|Jul 9, 1997||AS||Assignment|
Owner name: APV UK PLC, ENGLAND
Free format text: ASSIGNMENT OF ASSIGNORS INTEREST;ASSIGNORS:WOOD, PAUL;WRAY, MARTYN THOMAS;REEL/FRAME:008737/0895
Effective date: 19970507
|Apr 26, 2002||FPAY||Fee payment|
Year of fee payment: 4
|Apr 7, 2006||AS||Assignment|
Owner name: APV UK LIMITED, UNITED KINGDOM
Free format text: RELEASE OF SECURITY INTEREST;ASSIGNOR:DEUTSCHE BANK AG, LONDON BRANCH;REEL/FRAME:017435/0021
Effective date: 20060331
Owner name: INVENSYS INTERNATIONAL HOLDINGS LIMITED, UNITED KI
Free format text: RELEASE OF SECURITY INTEREST;ASSIGNOR:DEUTSCHE BANK AG, LONDON BRANCH;REEL/FRAME:017435/0021
Effective date: 20060331
|Aug 16, 2006||REMI||Maintenance fee reminder mailed|
|Jan 26, 2007||LAPS||Lapse for failure to pay maintenance fees|

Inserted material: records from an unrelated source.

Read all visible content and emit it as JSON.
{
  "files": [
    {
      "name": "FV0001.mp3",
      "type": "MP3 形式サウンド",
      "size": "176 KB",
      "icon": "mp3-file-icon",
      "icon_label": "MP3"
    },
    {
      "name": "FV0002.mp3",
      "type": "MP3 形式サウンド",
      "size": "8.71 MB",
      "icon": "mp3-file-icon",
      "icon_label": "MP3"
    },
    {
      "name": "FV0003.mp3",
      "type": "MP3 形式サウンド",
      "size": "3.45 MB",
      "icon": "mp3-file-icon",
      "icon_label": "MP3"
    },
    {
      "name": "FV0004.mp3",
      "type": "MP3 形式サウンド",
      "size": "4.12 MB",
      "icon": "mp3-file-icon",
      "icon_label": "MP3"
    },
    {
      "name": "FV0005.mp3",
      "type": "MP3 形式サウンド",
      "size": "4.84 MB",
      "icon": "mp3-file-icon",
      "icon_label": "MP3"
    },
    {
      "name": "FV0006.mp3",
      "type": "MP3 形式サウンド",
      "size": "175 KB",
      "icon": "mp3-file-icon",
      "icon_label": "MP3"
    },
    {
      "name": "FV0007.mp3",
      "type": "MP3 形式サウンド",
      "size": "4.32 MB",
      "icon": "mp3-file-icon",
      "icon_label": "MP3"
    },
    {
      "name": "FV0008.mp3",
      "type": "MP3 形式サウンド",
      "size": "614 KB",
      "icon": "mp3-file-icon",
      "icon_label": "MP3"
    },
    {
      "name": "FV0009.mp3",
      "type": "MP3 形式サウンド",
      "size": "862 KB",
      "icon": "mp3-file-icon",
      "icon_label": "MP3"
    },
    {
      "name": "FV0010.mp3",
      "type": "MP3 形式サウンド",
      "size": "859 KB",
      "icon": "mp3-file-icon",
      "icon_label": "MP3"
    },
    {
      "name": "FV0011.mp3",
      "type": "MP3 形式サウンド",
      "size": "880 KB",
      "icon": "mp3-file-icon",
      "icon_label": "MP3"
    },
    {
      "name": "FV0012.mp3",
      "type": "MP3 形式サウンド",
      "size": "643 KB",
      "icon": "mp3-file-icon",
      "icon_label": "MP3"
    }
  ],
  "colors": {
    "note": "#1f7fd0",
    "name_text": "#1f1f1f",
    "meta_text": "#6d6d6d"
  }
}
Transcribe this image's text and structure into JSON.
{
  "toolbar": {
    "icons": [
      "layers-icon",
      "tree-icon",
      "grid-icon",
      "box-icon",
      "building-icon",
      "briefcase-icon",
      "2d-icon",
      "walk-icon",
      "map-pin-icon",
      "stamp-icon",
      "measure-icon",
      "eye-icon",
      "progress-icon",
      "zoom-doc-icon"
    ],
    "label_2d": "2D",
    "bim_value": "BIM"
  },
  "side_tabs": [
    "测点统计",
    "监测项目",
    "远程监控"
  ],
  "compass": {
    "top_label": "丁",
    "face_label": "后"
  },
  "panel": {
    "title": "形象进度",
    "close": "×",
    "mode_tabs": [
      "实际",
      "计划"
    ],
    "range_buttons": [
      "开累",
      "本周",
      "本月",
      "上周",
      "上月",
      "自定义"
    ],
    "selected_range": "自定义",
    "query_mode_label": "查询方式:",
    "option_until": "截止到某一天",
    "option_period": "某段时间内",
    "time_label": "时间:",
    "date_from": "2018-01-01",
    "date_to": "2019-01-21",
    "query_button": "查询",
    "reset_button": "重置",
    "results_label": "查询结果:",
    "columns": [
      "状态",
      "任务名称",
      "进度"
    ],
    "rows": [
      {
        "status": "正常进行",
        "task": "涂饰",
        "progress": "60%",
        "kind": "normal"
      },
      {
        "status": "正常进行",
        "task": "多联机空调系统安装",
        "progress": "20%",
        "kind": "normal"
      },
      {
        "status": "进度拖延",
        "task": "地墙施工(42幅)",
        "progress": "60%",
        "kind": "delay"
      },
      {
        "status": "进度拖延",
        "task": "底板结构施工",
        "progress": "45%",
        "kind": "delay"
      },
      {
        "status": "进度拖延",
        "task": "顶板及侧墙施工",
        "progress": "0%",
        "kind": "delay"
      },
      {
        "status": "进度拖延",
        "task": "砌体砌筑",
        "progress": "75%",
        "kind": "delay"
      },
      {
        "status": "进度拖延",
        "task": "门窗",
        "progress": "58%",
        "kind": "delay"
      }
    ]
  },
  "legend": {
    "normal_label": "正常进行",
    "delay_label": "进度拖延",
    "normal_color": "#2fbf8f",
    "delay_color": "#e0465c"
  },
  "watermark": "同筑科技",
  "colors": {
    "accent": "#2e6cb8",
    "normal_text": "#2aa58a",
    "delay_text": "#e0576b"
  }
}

|Mar 27, 2007||FP||Expired due to failure to pay maintenance fee|
Effective date: 20070126